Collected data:
-=-=-

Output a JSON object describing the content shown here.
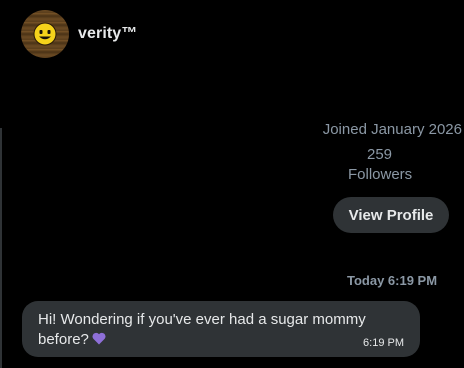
{
  "conversation": {
    "username": "verity™",
    "avatar_icon": "smiley-face-icon"
  },
  "profile": {
    "joined": "Joined January 2026",
    "followers_count": "259",
    "followers_label": "Followers",
    "view_profile_label": "View Profile"
  },
  "messages": {
    "day_stamp": "Today 6:19 PM",
    "items": [
      {
        "text": "Hi! Wondering if you've ever had a sugar mommy before?",
        "emoji": "purple-heart-icon",
        "time": "6:19 PM"
      }
    ]
  },
  "colors": {
    "background": "#000000",
    "bubble": "#2f3336",
    "muted_text": "#8b98a5",
    "heart": "#8e6fd8"
  }
}
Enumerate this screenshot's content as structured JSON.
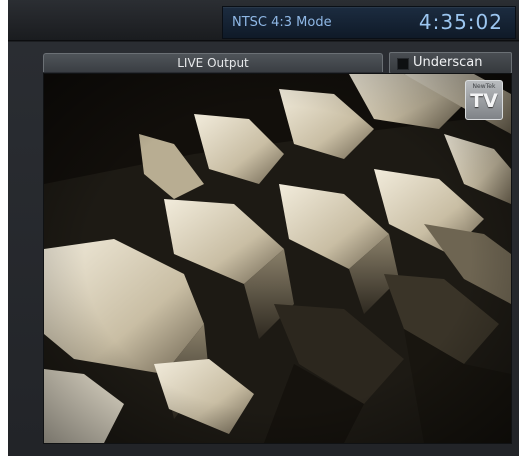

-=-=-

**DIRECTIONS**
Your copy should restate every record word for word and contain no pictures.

**ANSWER SECTION**
Output a JSON object describing the content shown here.
{
  "conversation": {
    "username": "verity™",
    "avatar_icon": "smiley-face-icon"
  },
  "profile": {
    "joined": "Joined January 2026",
    "followers_count": "259",
    "followers_label": "Followers",
    "view_profile_label": "View Profile"
  },
  "messages": {
    "day_stamp": "Today 6:19 PM",
    "items": [
      {
        "text": "Hi! Wondering if you've ever had a sugar mommy before?",
        "emoji": "purple-heart-icon",
        "time": "6:19 PM"
      }
    ]
  },
  "colors": {
    "background": "#000000",
    "bubble": "#2f3336",
    "muted_text": "#8b98a5",
    "heart": "#8e6fd8"
  }
}
Enumerate this screenshot's content as structured JSON.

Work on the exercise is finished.